Element data from apps and pages:
● ● ● ● ● ● ●

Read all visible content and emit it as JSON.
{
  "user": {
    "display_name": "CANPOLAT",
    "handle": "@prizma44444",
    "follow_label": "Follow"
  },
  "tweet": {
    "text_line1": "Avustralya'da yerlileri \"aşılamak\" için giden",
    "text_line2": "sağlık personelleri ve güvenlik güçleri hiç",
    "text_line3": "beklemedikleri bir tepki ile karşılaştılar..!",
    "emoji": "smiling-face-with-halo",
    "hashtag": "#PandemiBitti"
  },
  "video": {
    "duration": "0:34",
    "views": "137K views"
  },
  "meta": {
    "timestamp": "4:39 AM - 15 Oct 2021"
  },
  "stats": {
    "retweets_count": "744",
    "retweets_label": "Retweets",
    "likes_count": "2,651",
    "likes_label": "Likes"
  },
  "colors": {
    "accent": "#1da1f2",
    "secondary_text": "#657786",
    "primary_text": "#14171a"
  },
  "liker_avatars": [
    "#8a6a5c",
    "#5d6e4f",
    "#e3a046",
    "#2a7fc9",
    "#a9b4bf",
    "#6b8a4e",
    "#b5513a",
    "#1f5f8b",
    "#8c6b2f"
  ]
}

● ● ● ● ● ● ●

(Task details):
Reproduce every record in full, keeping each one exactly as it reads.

(Result):
Read all visible content and emit it as JSON.
{
  "user": {
    "display_name": "CANPOLAT",
    "handle": "@prizma44444",
    "follow_label": "Follow"
  },
  "tweet": {
    "text_line1": "Avustralya'da yerlileri \"aşılamak\" için giden",
    "text_line2": "sağlık personelleri ve güvenlik güçleri hiç",
    "text_line3": "beklemedikleri bir tepki ile karşılaştılar..!",
    "emoji": "smiling-face-with-halo",
    "hashtag": "#PandemiBitti"
  },
  "video": {
    "duration": "0:34",
    "views": "137K views"
  },
  "meta": {
    "timestamp": "4:39 AM - 15 Oct 2021"
  },
  "stats": {
    "retweets_count": "744",
    "retweets_label": "Retweets",
    "likes_count": "2,651",
    "likes_label": "Likes"
  },
  "colors": {
    "accent": "#1da1f2",
    "secondary_text": "#657786",
    "primary_text": "#14171a"
  },
  "liker_avatars": [
    "#8a6a5c",
    "#5d6e4f",
    "#e3a046",
    "#2a7fc9",
    "#a9b4bf",
    "#6b8a4e",
    "#b5513a",
    "#1f5f8b",
    "#8c6b2f"
  ]
}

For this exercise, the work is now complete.